Data provided ▸
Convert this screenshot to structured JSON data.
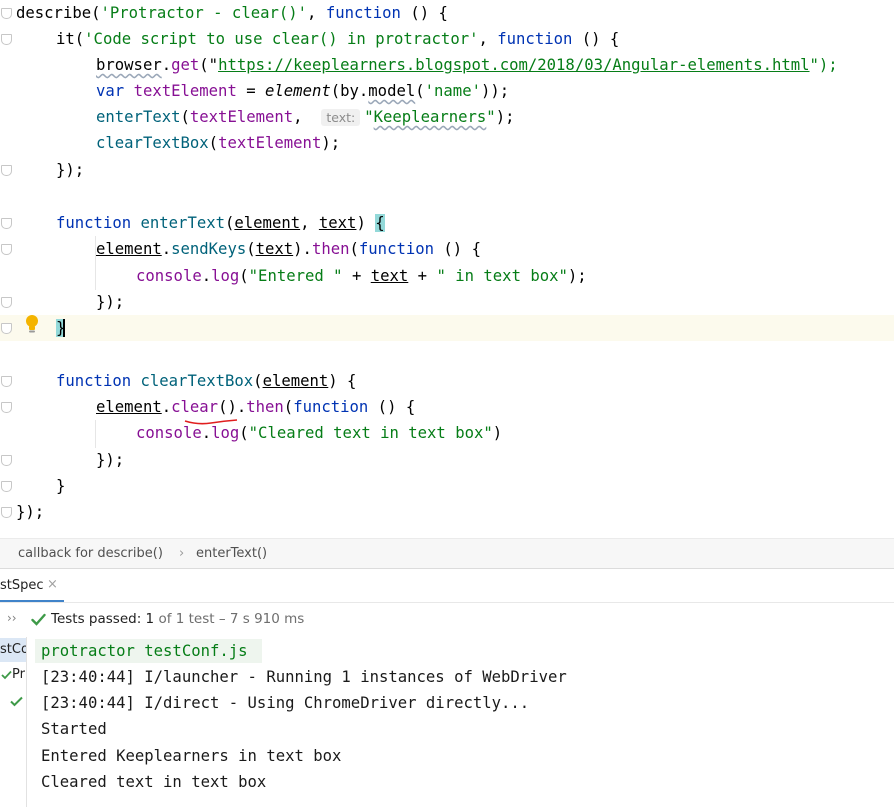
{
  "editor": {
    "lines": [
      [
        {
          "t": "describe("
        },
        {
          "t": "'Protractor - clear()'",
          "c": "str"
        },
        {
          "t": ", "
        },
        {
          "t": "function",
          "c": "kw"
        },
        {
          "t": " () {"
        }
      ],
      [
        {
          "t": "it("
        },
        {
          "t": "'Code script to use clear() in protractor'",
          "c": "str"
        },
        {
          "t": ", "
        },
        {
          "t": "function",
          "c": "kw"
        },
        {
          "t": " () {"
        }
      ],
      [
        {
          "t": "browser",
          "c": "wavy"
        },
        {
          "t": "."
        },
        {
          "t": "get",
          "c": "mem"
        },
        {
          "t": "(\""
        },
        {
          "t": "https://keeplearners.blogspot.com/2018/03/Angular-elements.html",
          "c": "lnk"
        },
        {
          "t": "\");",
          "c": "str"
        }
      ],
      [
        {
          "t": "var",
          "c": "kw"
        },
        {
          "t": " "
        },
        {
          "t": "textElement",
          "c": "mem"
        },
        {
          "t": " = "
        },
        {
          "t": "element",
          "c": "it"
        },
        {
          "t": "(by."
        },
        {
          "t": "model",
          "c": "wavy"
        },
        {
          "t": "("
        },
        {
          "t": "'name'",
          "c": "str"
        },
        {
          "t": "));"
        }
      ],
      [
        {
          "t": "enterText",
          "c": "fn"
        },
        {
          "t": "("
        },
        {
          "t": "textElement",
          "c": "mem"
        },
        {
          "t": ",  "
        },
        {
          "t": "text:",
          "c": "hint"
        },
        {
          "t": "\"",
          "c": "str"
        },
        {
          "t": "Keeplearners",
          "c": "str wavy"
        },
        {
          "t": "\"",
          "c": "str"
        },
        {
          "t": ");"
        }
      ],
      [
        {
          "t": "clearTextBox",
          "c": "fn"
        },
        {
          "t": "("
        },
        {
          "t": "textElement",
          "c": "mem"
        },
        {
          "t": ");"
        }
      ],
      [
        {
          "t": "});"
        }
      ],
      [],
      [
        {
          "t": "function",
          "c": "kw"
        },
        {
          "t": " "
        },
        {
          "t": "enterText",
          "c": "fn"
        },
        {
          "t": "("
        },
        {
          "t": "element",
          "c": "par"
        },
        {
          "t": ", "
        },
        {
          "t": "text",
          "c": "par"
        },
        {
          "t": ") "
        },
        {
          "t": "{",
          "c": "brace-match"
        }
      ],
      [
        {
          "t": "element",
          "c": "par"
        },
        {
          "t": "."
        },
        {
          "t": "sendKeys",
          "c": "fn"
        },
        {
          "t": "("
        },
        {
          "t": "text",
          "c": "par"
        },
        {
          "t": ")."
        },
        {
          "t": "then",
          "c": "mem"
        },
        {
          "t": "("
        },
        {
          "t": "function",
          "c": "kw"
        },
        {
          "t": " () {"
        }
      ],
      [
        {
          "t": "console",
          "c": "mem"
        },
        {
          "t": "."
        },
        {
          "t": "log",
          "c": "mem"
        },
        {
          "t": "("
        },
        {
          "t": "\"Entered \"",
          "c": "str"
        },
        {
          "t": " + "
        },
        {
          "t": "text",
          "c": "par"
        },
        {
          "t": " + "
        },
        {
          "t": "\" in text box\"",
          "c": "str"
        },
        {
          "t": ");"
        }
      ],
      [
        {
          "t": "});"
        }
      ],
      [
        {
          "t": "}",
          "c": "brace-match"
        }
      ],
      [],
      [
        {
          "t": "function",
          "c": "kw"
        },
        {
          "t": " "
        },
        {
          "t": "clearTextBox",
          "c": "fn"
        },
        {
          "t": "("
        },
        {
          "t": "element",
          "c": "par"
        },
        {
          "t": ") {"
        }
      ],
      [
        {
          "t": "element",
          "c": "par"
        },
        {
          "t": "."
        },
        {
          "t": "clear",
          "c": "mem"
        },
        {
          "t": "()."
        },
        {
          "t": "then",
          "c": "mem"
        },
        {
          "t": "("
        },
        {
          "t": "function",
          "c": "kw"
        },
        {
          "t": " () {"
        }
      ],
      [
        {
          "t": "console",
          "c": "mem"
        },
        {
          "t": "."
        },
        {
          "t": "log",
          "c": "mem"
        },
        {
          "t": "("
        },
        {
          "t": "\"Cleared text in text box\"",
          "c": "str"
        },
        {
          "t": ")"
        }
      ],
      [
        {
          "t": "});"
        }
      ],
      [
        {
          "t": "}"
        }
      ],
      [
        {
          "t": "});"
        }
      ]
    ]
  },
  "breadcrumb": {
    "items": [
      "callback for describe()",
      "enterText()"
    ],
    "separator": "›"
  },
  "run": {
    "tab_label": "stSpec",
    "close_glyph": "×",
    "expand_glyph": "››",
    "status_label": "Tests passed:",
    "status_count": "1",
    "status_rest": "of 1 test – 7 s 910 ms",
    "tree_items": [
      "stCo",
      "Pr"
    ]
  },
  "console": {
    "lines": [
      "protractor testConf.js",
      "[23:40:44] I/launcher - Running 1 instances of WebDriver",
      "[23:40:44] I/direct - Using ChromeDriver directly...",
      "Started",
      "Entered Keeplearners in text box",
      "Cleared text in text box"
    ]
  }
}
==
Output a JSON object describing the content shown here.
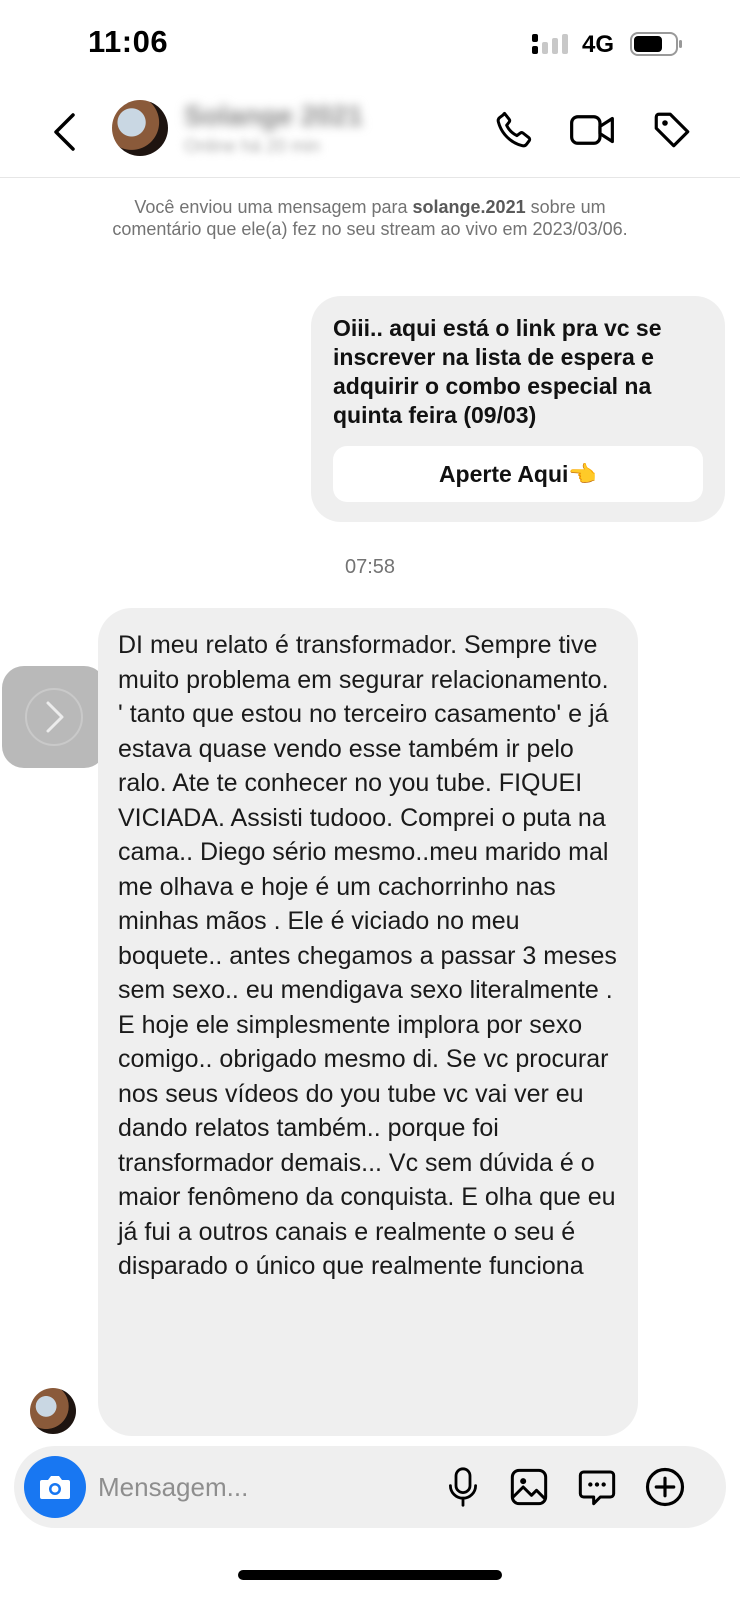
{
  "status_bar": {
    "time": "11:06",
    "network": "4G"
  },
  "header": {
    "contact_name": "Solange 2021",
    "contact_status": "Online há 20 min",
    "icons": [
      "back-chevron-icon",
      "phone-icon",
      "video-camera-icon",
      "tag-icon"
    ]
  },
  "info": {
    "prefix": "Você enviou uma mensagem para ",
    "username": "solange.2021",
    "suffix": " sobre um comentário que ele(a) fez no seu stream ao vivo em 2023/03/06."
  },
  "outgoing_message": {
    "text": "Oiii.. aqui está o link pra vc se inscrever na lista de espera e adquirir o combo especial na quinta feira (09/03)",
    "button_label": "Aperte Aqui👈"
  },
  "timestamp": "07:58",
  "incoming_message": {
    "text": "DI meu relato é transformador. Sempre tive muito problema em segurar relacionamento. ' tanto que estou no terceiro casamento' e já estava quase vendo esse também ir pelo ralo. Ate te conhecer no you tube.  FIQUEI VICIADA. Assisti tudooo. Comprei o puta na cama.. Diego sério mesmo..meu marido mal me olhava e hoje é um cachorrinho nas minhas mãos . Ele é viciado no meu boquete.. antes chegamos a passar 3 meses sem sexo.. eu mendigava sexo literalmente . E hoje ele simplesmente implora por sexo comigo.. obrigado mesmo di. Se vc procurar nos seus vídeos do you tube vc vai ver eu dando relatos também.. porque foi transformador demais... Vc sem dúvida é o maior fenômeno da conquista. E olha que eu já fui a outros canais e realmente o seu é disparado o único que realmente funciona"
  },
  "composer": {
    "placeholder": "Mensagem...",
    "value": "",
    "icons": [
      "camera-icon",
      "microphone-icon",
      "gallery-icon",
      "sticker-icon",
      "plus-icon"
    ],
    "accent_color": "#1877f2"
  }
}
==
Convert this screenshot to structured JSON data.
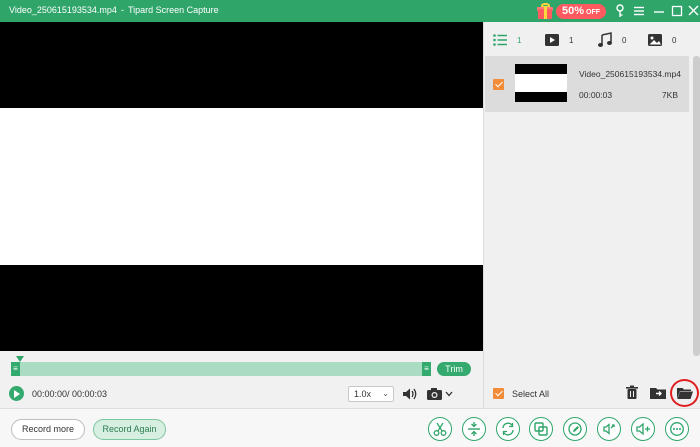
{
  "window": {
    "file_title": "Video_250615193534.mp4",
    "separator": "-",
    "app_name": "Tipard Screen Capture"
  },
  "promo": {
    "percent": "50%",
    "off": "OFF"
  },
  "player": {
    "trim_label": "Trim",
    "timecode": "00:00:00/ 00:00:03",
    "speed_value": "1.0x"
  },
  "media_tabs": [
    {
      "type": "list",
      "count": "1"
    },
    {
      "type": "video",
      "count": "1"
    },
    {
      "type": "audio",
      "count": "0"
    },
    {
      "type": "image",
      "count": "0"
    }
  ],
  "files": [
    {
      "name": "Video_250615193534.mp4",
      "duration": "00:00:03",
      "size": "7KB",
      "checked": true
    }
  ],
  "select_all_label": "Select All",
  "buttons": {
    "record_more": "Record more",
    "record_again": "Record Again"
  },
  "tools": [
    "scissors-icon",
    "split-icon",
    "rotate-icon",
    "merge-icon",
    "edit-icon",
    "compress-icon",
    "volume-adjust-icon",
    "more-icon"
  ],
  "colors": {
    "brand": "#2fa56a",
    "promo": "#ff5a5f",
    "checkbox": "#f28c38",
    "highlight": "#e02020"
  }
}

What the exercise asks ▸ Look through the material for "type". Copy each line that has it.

Written answer ▸
      "type": "list",
      "type": "video",
      "type": "audio",
      "type": "image",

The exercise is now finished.